Problem statement:
Check the entries below for lines with "notations"; report only how many there are.
BEGIN
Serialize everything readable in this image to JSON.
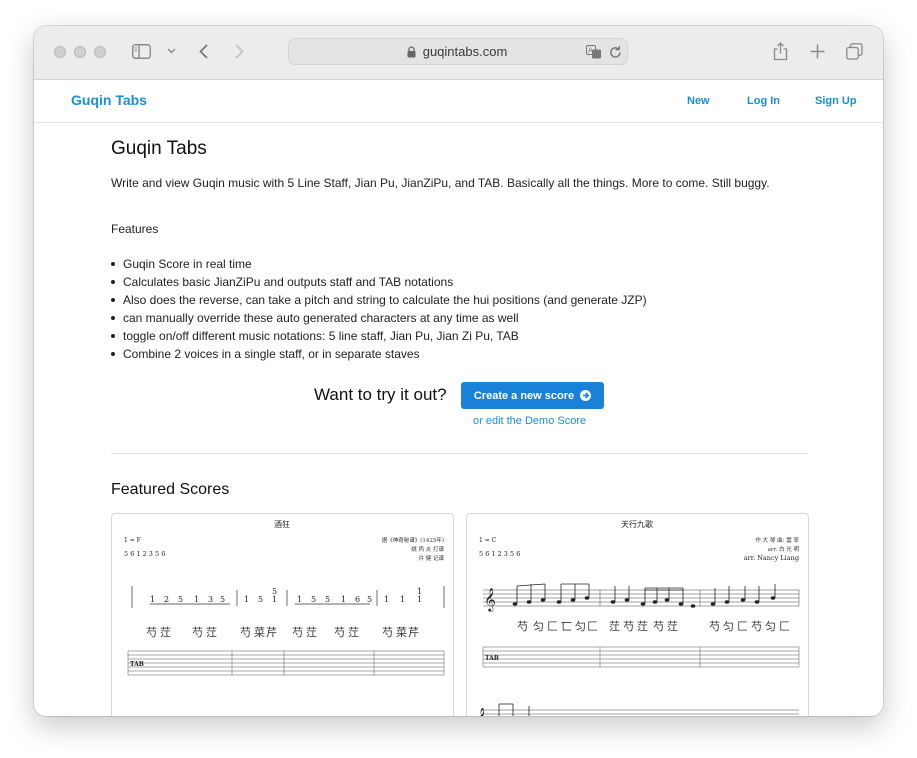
{
  "browser": {
    "url": "guqintabs.com"
  },
  "nav": {
    "brand": "Guqin Tabs",
    "links": [
      "New",
      "Log In",
      "Sign Up"
    ]
  },
  "main": {
    "title": "Guqin Tabs",
    "intro": "Write and view Guqin music with 5 Line Staff, Jian Pu, JianZiPu, and TAB. Basically all the things. More to come. Still buggy.",
    "features_heading": "Features",
    "features": [
      "Guqin Score in real time",
      "Calculates basic JianZiPu and outputs staff and TAB notations",
      "Also does the reverse, can take a pitch and string to calculate the hui positions (and generate JZP)",
      "can manually override these auto generated characters at any time as well",
      "toggle on/off different music notations: 5 line staff, Jian Pu, Jian Zi Pu, TAB",
      "Combine 2 voices in a single staff, or in separate staves"
    ],
    "cta_text": "Want to try it out?",
    "cta_button": "Create a new score",
    "demo_link": "or edit the Demo Score",
    "featured_heading": "Featured Scores"
  },
  "scores": [
    {
      "title": "酒狂",
      "key": "1 = F",
      "tuning": "5 6 1 2 3 5 6",
      "credit_lines": [
        "据《神奇秘谱》(1425年)",
        "姚 丙 炎 打谱",
        "许 健 记谱"
      ]
    },
    {
      "title": "天行九歌",
      "key": "1 = C",
      "tuning": "5 6 1 2 3 5 6",
      "credit_lines": [
        "作 大 琴 曲: 雲 寧",
        "arr. 白 光 明",
        "arr. Nancy Liang"
      ]
    }
  ]
}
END
Result for this task:
2